Medal group belonging to a WW1 hero

William Amey received the Victoria Cross for extraordinary bravery serving in 1/8th Battalion at the battle of the Sambre in Northern France in November 1918. After the war, he moved to Leamington Spa where he died in 1940 and was buried with full military honours.


William Joseph Slim’s revolver – a hero of two wars    

This .455 Webley Pistol was used by Field Marshal W.J. Slim when he was wounded in Gallipoli in August 1915. Commissioned into the regiment in 1914 as a second lieutenant, Slim went on to command the 14th Army during World War 2 achieving significant victories against the Japanese in the Far East. He was later Governor-General of Australia.


Monty’s Beret   - 'worth two Divisions'            

During the Battle of El Alamein, Field Marshal Montgomery borrowed a crew member’s beret eventually adding his Field Marshal’s badge to the Tank Corps insignia. He wore such a beret throughout the Battle and its iconic status made it a morale booster to the troops.
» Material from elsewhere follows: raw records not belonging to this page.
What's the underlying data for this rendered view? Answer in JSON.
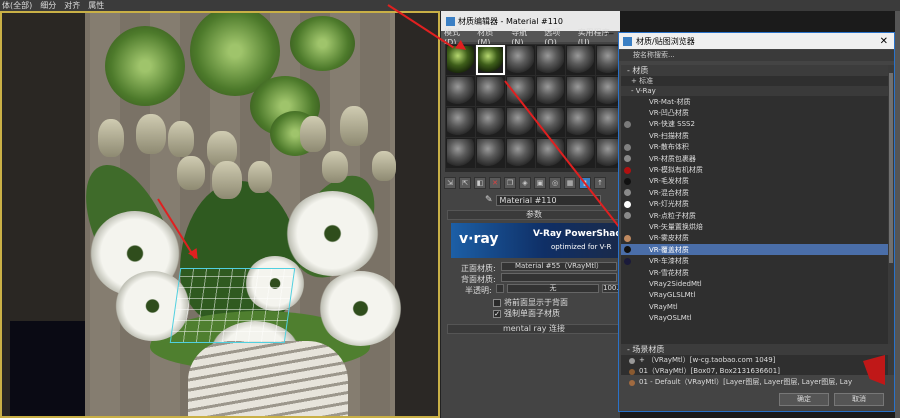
{
  "menubar": {
    "items": [
      "体(全部)",
      "细分",
      "对齐",
      "属性"
    ]
  },
  "material_editor": {
    "title": "材质编辑器 - Material #110",
    "menus": [
      "模式(D)",
      "材质(M)",
      "导航(N)",
      "选项(O)",
      "实用程序(U)"
    ],
    "material_name": "Material #110",
    "params_title": "参数",
    "banner_logo": "v·ray",
    "banner_title": "V-Ray PowerShade",
    "banner_sub": "optimized for V-R",
    "front_label": "正面材质:",
    "front_value": "Material #55（VRayMtl）",
    "back_label": "背面材质:",
    "translucency_label": "半透明:",
    "translucency_value": "无",
    "translucency_num": "100.0",
    "check1": "将前面显示于背面",
    "check2": "强制单面子材质",
    "mental_ray": "mental ray 连接"
  },
  "browser": {
    "title": "材质/贴图浏览器",
    "search_placeholder": "按名称搜索...",
    "section_materials": "- 材质",
    "standard": "+ 标准",
    "vray_group": "- V-Ray",
    "items": [
      {
        "label": "VR-Mat-材质",
        "color": ""
      },
      {
        "label": "VR-凹凸材质",
        "color": ""
      },
      {
        "label": "VR-快速 SSS2",
        "color": "#7a7a7a"
      },
      {
        "label": "VR-扫描材质",
        "color": ""
      },
      {
        "label": "VR-散布体积",
        "color": "#808080"
      },
      {
        "label": "VR-材质包裹器",
        "color": "#8a8a8a"
      },
      {
        "label": "VR-模拟有机材质",
        "color": "#b01010"
      },
      {
        "label": "VR-毛发材质",
        "color": "#111111"
      },
      {
        "label": "VR-混合材质",
        "color": "#8a8a8a"
      },
      {
        "label": "VR-灯光材质",
        "color": "#ffffff"
      },
      {
        "label": "VR-点粒子材质",
        "color": "#8a8a8a"
      },
      {
        "label": "VR-矢量置换烘焙",
        "color": ""
      },
      {
        "label": "VR-雾皮材质",
        "color": "#c08a60"
      },
      {
        "label": "VR-覆盖材质",
        "color": "#111111"
      },
      {
        "label": "VR-车漆材质",
        "color": "#1a1a3a"
      },
      {
        "label": "VR-雪花材质",
        "color": ""
      },
      {
        "label": "VRay2SidedMtl",
        "color": ""
      },
      {
        "label": "VRayGLSLMtl",
        "color": ""
      },
      {
        "label": "VRayMtl",
        "color": ""
      },
      {
        "label": "VRayOSLMtl",
        "color": ""
      }
    ],
    "highlighted_index": 13,
    "section_scene": "- 场景材质",
    "scene_rows": [
      "+ （VRayMtl）[w-cg.taobao.com          1049]",
      "01（VRayMtl）[Box07, Box2131636601]",
      "01 - Default（VRayMtl）[Layer图层, Layer图层, Layer图层, Lay"
    ],
    "ok": "确定",
    "cancel": "取消"
  }
}
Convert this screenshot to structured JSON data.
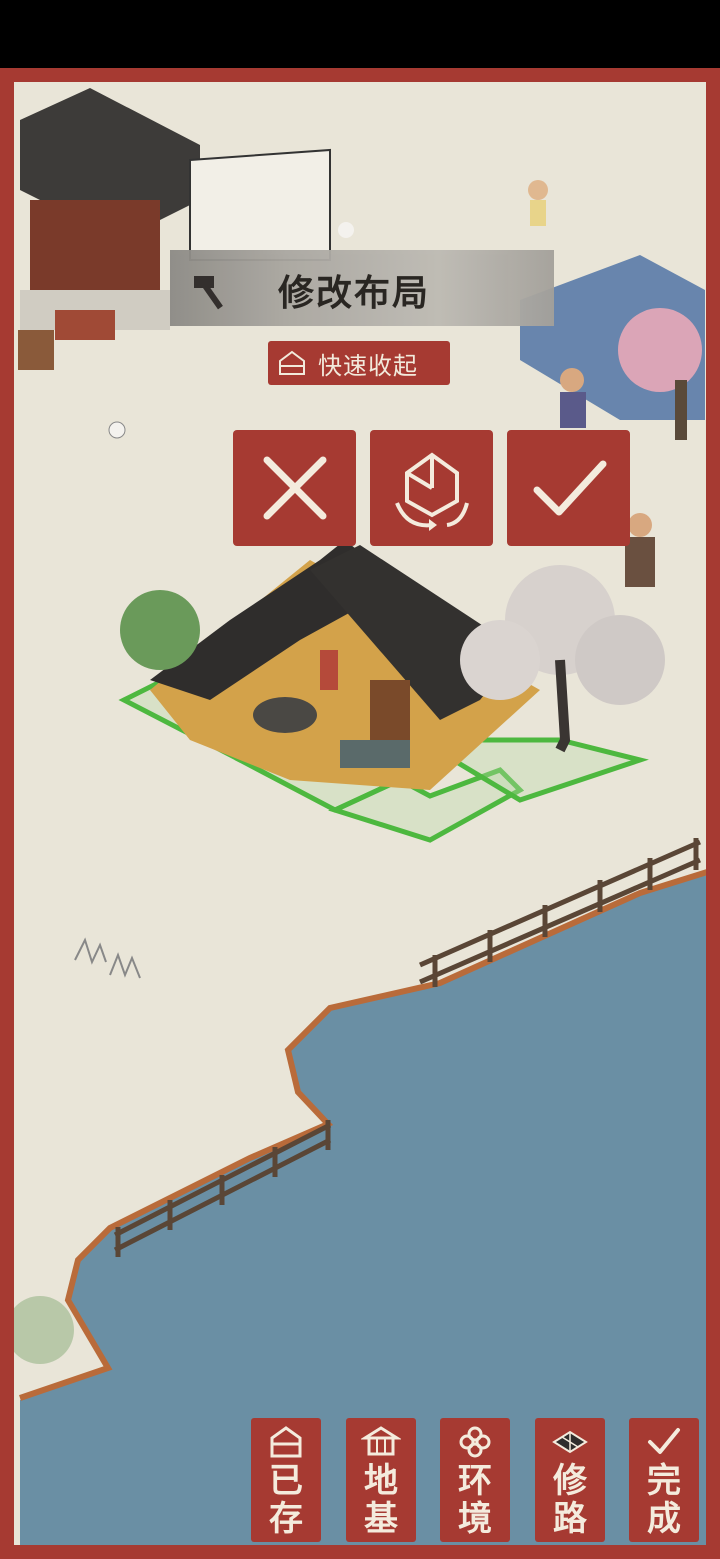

Despite being asked officially to discard it, he refused saying "I don’t give two hoots what anyone says, this beret is worth two Divisions."

Historians generally agree that El Alamein and victory over the German Field Marshal Rommel marks one of the biggest turning points of World War II.  


1/7th Battalion Crest - lost in the Normandy D-Day Landings

The 1/7th Battalion which recruited from the Coventry area and South Warwickshire, took this crest to the D-Day landings at Normandy on 6th June 1944. Lost in battle, it was later found in the French town of Thury-Harcourt and presented back to the regiment in 1978. 


The Colours of the 1st Battalion Royal Warwickshire Regiment

From 1751, it was ordered that each regiment would have the first King’s colour or flag as the Union flag and the second in the Regimental colours. The King’s Colour records those battles in which the battalion fought in WW1 and WW2. The Regimental Colours record all other battles in which the Battalion took part.   

Royal Warwickshire Fusiliers (1963 – 1968)

The Colours of the 7th Battalion Royal Warwickshire Fusiliers

This flag, in the regimental colours, records those battles in which the regiment fought up to the end of the Boer War in 1902. It is not on display in the main museum but in a room occasionally open for temporary exhibitions and events.

The Royal Regiment of Fusiliers (1968 – Present)


The Coventry Freedom Scroll, 12th October 1974

This scroll records the privilege and right for the Fusilier Regiment to march through the City of Coventry.


Hand-drawn signs from peace-keeping duty in Afghanistan, 2007   

These signs were made by ‘C’ Company of the Second Battalion of the Royal Regiment of Fusiliers. They were made for their temporary HQ while on duty to support the International Security Assistance Force in Afghanistan.